- WHAT NEEDS TO BE DONE:
Search the listing below, and show each line that includes the word "lakás".

- STORED DATA:
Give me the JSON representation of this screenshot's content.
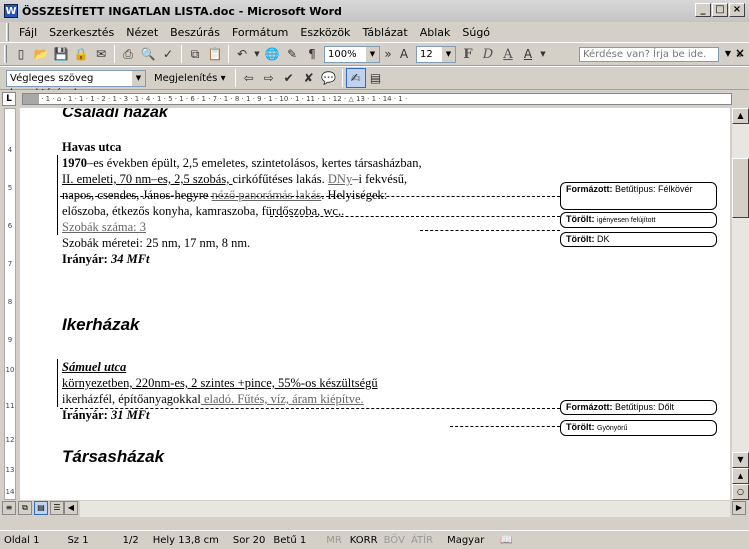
{
  "window": {
    "title": "ÖSSZESÍTETT INGATLAN LISTA.doc - Microsoft Word",
    "buttons": [
      "_",
      "□",
      "×"
    ]
  },
  "menubar": {
    "items": [
      "Fájl",
      "Szerkesztés",
      "Nézet",
      "Beszúrás",
      "Formátum",
      "Eszközök",
      "Táblázat",
      "Ablak",
      "Súgó"
    ],
    "ask_placeholder": "Kérdése van? Írja be ide.",
    "doc_close": "×"
  },
  "standard_toolbar": {
    "zoom": "100%",
    "font_size": "12",
    "format_letters": [
      "F",
      "D",
      "A"
    ]
  },
  "review_toolbar": {
    "view_mode": "Végleges szöveg korrektúrával",
    "show_label": "Megjelenítés"
  },
  "ruler": {
    "corner": "L",
    "ticks": "· 1 · ⌂ · 1 · 1 · 1 · 2 · 1 · 3 · 1 · 4 · 1 · 5 · 1 · 6 · 1 · 7 · 1 · 8 · 1 · 9 · 1 · 10 · 1 · 11 · 1 · 12 · △ 13 · 1 · 14 · 1 ·",
    "vertical_numbers": [
      "4",
      "5",
      "6",
      "7",
      "8",
      "9",
      "10",
      "11",
      "12",
      "13",
      "14"
    ]
  },
  "document": {
    "section1_heading": "Családi házak",
    "street1": "Havas utca",
    "p1_year": "1970",
    "p1_l1": "–es években épült, 2,5 emeletes, szintetolásos, kertes társasházban,",
    "p1_l2a": "II. emeleti, 70 nm–es, 2,5 szobás, ",
    "p1_l2b": "cirkófűtéses lakás. ",
    "p1_l2c": "DNy",
    "p1_l2d": "–i fekvésű,",
    "p1_l3a": "napos, csendes, János-hegyre ",
    "p1_l3b": "néző panorámás lakás",
    "p1_l3c": ". Helyiségek:",
    "p1_l4": "előszoba, étkezős konyha, kamraszoba, fürdőszoba, wc,.",
    "rooms_count": "Szobák száma: 3",
    "rooms_sizes": "Szobák méretei: 25 nm, 17 nm, 8 nm.",
    "price1_label": "Irányár: ",
    "price1_value": "34 MFt",
    "section2_heading": "Ikerházak",
    "street2": "Sámuel utca",
    "p2_l1": "környezetben, 220nm-es, 2 szintes +pince, 55%-os készültségű",
    "p2_l2a": "ikerházfél, építőanyagokkal",
    "p2_l2b": " eladó. Fűtés, víz, áram kiépítve.",
    "price2_label": "Irányár: ",
    "price2_value": "31 MFt",
    "section3_heading": "Társasházak"
  },
  "balloons": [
    {
      "kind": "Formázott:",
      "text": "Betűtípus: Félkövér"
    },
    {
      "kind": "Törölt:",
      "text": "igényesen felújított"
    },
    {
      "kind": "Törölt:",
      "text": "DK"
    },
    {
      "kind": "Formázott:",
      "text": "Betűtípus: Dőlt"
    },
    {
      "kind": "Törölt:",
      "text": "Gyönyörű"
    }
  ],
  "statusbar": {
    "page": "Oldal 1",
    "section": "Sz 1",
    "pages": "1/2",
    "position": "Hely 13,8 cm",
    "line": "Sor 20",
    "column": "Betű 1",
    "mr": "MR",
    "korr": "KORR",
    "bov": "BŐV",
    "atir": "ÁTÍR",
    "language": "Magyar"
  }
}
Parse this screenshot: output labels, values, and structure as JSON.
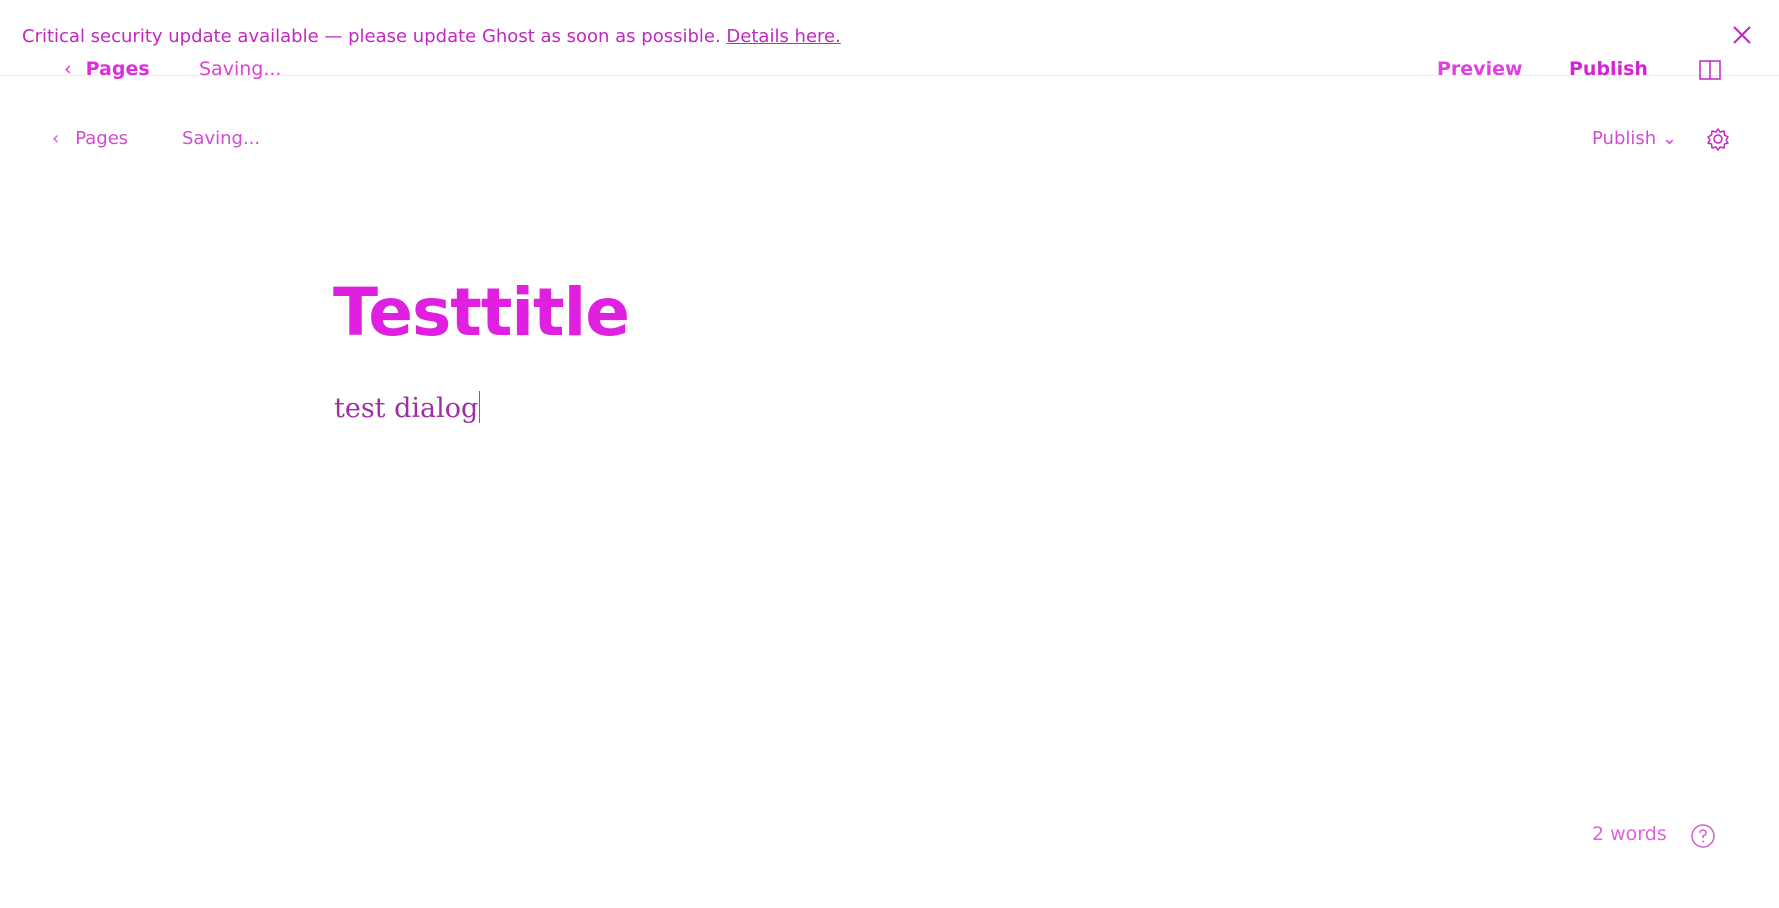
{
  "banner": {
    "message": "Critical security update available — please update Ghost as soon as possible.",
    "link_text": "Details here.",
    "close_icon": "close-icon"
  },
  "top_toolbar": {
    "back_chevron": "‹",
    "back_label": "Pages",
    "status": "Saving...",
    "preview_label": "Preview",
    "publish_label": "Publish",
    "sidebar_toggle_icon": "split-view-icon"
  },
  "editor_toolbar": {
    "back_chevron": "‹",
    "back_label": "Pages",
    "status": "Saving...",
    "publish_label": "Publish",
    "publish_chevron": "⌄",
    "settings_icon": "gear-icon"
  },
  "editor": {
    "title": "Testtitle",
    "body": "test dialog"
  },
  "footer": {
    "word_count": "2 words",
    "help_icon": "question-icon"
  },
  "colors": {
    "accent": "#e020e0",
    "text": "#c426c4",
    "divider": "#ececec"
  }
}
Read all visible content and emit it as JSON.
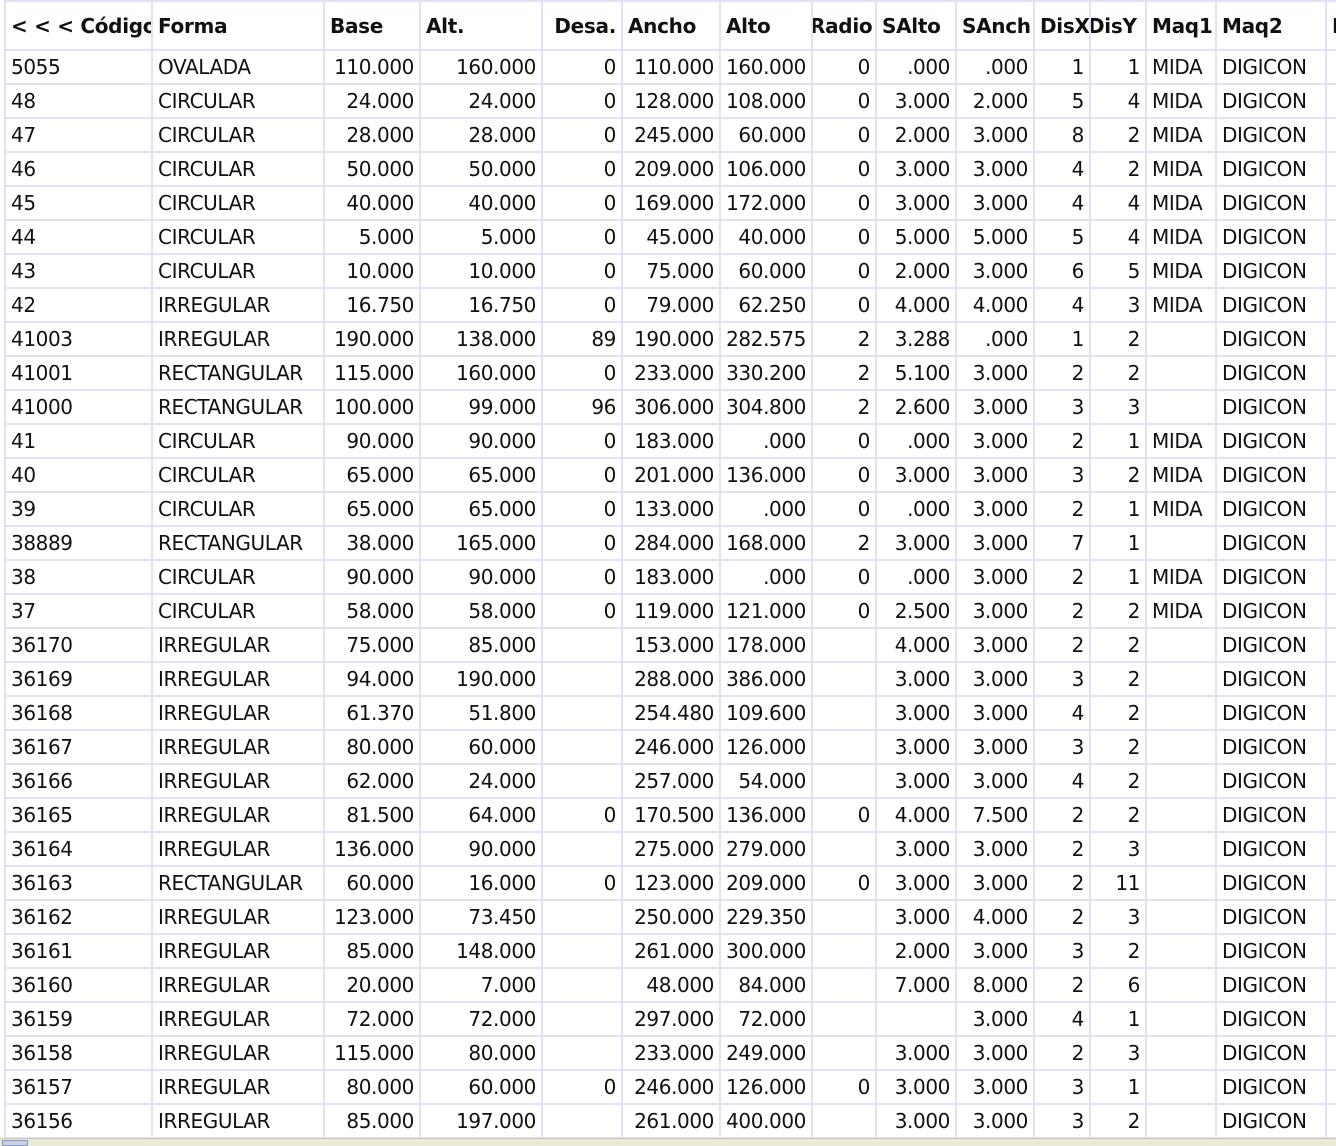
{
  "grid": {
    "columns": [
      {
        "label": "< < < Código",
        "align": "left"
      },
      {
        "label": "Forma",
        "align": "left"
      },
      {
        "label": "Base",
        "align": "left"
      },
      {
        "label": "Alt.",
        "align": "left"
      },
      {
        "label": "Desa.",
        "align": "right"
      },
      {
        "label": "Ancho",
        "align": "left"
      },
      {
        "label": "Alto",
        "align": "left"
      },
      {
        "label": "Radio",
        "align": "left"
      },
      {
        "label": "SAlto",
        "align": "left"
      },
      {
        "label": "SAnch",
        "align": "left"
      },
      {
        "label": "DisX",
        "align": "left"
      },
      {
        "label": "DisY",
        "align": "left"
      },
      {
        "label": "Maq1",
        "align": "left"
      },
      {
        "label": "Maq2",
        "align": "left"
      },
      {
        "label": "M",
        "align": "left"
      }
    ],
    "rows": [
      [
        "5055",
        "OVALADA",
        "110.000",
        "160.000",
        "0",
        "110.000",
        "160.000",
        "0",
        ".000",
        ".000",
        "1",
        "1",
        "MIDA",
        "DIGICON",
        ""
      ],
      [
        "48",
        "CIRCULAR",
        "24.000",
        "24.000",
        "0",
        "128.000",
        "108.000",
        "0",
        "3.000",
        "2.000",
        "5",
        "4",
        "MIDA",
        "DIGICON",
        ""
      ],
      [
        "47",
        "CIRCULAR",
        "28.000",
        "28.000",
        "0",
        "245.000",
        "60.000",
        "0",
        "2.000",
        "3.000",
        "8",
        "2",
        "MIDA",
        "DIGICON",
        ""
      ],
      [
        "46",
        "CIRCULAR",
        "50.000",
        "50.000",
        "0",
        "209.000",
        "106.000",
        "0",
        "3.000",
        "3.000",
        "4",
        "2",
        "MIDA",
        "DIGICON",
        ""
      ],
      [
        "45",
        "CIRCULAR",
        "40.000",
        "40.000",
        "0",
        "169.000",
        "172.000",
        "0",
        "3.000",
        "3.000",
        "4",
        "4",
        "MIDA",
        "DIGICON",
        ""
      ],
      [
        "44",
        "CIRCULAR",
        "5.000",
        "5.000",
        "0",
        "45.000",
        "40.000",
        "0",
        "5.000",
        "5.000",
        "5",
        "4",
        "MIDA",
        "DIGICON",
        ""
      ],
      [
        "43",
        "CIRCULAR",
        "10.000",
        "10.000",
        "0",
        "75.000",
        "60.000",
        "0",
        "2.000",
        "3.000",
        "6",
        "5",
        "MIDA",
        "DIGICON",
        ""
      ],
      [
        "42",
        "IRREGULAR",
        "16.750",
        "16.750",
        "0",
        "79.000",
        "62.250",
        "0",
        "4.000",
        "4.000",
        "4",
        "3",
        "MIDA",
        "DIGICON",
        ""
      ],
      [
        "41003",
        "IRREGULAR",
        "190.000",
        "138.000",
        "89",
        "190.000",
        "282.575",
        "2",
        "3.288",
        ".000",
        "1",
        "2",
        "",
        "DIGICON",
        ""
      ],
      [
        "41001",
        "RECTANGULAR",
        "115.000",
        "160.000",
        "0",
        "233.000",
        "330.200",
        "2",
        "5.100",
        "3.000",
        "2",
        "2",
        "",
        "DIGICON",
        ""
      ],
      [
        "41000",
        "RECTANGULAR",
        "100.000",
        "99.000",
        "96",
        "306.000",
        "304.800",
        "2",
        "2.600",
        "3.000",
        "3",
        "3",
        "",
        "DIGICON",
        ""
      ],
      [
        "41",
        "CIRCULAR",
        "90.000",
        "90.000",
        "0",
        "183.000",
        ".000",
        "0",
        ".000",
        "3.000",
        "2",
        "1",
        "MIDA",
        "DIGICON",
        ""
      ],
      [
        "40",
        "CIRCULAR",
        "65.000",
        "65.000",
        "0",
        "201.000",
        "136.000",
        "0",
        "3.000",
        "3.000",
        "3",
        "2",
        "MIDA",
        "DIGICON",
        ""
      ],
      [
        "39",
        "CIRCULAR",
        "65.000",
        "65.000",
        "0",
        "133.000",
        ".000",
        "0",
        ".000",
        "3.000",
        "2",
        "1",
        "MIDA",
        "DIGICON",
        ""
      ],
      [
        "38889",
        "RECTANGULAR",
        "38.000",
        "165.000",
        "0",
        "284.000",
        "168.000",
        "2",
        "3.000",
        "3.000",
        "7",
        "1",
        "",
        "DIGICON",
        ""
      ],
      [
        "38",
        "CIRCULAR",
        "90.000",
        "90.000",
        "0",
        "183.000",
        ".000",
        "0",
        ".000",
        "3.000",
        "2",
        "1",
        "MIDA",
        "DIGICON",
        ""
      ],
      [
        "37",
        "CIRCULAR",
        "58.000",
        "58.000",
        "0",
        "119.000",
        "121.000",
        "0",
        "2.500",
        "3.000",
        "2",
        "2",
        "MIDA",
        "DIGICON",
        ""
      ],
      [
        "36170",
        "IRREGULAR",
        "75.000",
        "85.000",
        "",
        "153.000",
        "178.000",
        "",
        "4.000",
        "3.000",
        "2",
        "2",
        "",
        "DIGICON",
        ""
      ],
      [
        "36169",
        "IRREGULAR",
        "94.000",
        "190.000",
        "",
        "288.000",
        "386.000",
        "",
        "3.000",
        "3.000",
        "3",
        "2",
        "",
        "DIGICON",
        ""
      ],
      [
        "36168",
        "IRREGULAR",
        "61.370",
        "51.800",
        "",
        "254.480",
        "109.600",
        "",
        "3.000",
        "3.000",
        "4",
        "2",
        "",
        "DIGICON",
        ""
      ],
      [
        "36167",
        "IRREGULAR",
        "80.000",
        "60.000",
        "",
        "246.000",
        "126.000",
        "",
        "3.000",
        "3.000",
        "3",
        "2",
        "",
        "DIGICON",
        ""
      ],
      [
        "36166",
        "IRREGULAR",
        "62.000",
        "24.000",
        "",
        "257.000",
        "54.000",
        "",
        "3.000",
        "3.000",
        "4",
        "2",
        "",
        "DIGICON",
        ""
      ],
      [
        "36165",
        "IRREGULAR",
        "81.500",
        "64.000",
        "0",
        "170.500",
        "136.000",
        "0",
        "4.000",
        "7.500",
        "2",
        "2",
        "",
        "DIGICON",
        ""
      ],
      [
        "36164",
        "IRREGULAR",
        "136.000",
        "90.000",
        "",
        "275.000",
        "279.000",
        "",
        "3.000",
        "3.000",
        "2",
        "3",
        "",
        "DIGICON",
        ""
      ],
      [
        "36163",
        "RECTANGULAR",
        "60.000",
        "16.000",
        "0",
        "123.000",
        "209.000",
        "0",
        "3.000",
        "3.000",
        "2",
        "11",
        "",
        "DIGICON",
        ""
      ],
      [
        "36162",
        "IRREGULAR",
        "123.000",
        "73.450",
        "",
        "250.000",
        "229.350",
        "",
        "3.000",
        "4.000",
        "2",
        "3",
        "",
        "DIGICON",
        ""
      ],
      [
        "36161",
        "IRREGULAR",
        "85.000",
        "148.000",
        "",
        "261.000",
        "300.000",
        "",
        "2.000",
        "3.000",
        "3",
        "2",
        "",
        "DIGICON",
        ""
      ],
      [
        "36160",
        "IRREGULAR",
        "20.000",
        "7.000",
        "",
        "48.000",
        "84.000",
        "",
        "7.000",
        "8.000",
        "2",
        "6",
        "",
        "DIGICON",
        ""
      ],
      [
        "36159",
        "IRREGULAR",
        "72.000",
        "72.000",
        "",
        "297.000",
        "72.000",
        "",
        "",
        "3.000",
        "4",
        "1",
        "",
        "DIGICON",
        ""
      ],
      [
        "36158",
        "IRREGULAR",
        "115.000",
        "80.000",
        "",
        "233.000",
        "249.000",
        "",
        "3.000",
        "3.000",
        "2",
        "3",
        "",
        "DIGICON",
        ""
      ],
      [
        "36157",
        "IRREGULAR",
        "80.000",
        "60.000",
        "0",
        "246.000",
        "126.000",
        "0",
        "3.000",
        "3.000",
        "3",
        "1",
        "",
        "DIGICON",
        ""
      ],
      [
        "36156",
        "IRREGULAR",
        "85.000",
        "197.000",
        "",
        "261.000",
        "400.000",
        "",
        "3.000",
        "3.000",
        "3",
        "2",
        "",
        "DIGICON",
        ""
      ]
    ]
  }
}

- EXERCISE ANSWER:
    "p1_l2b": "cirkófűtéses lakás. ",
    "p1_l3b": "néző panorámás lakás",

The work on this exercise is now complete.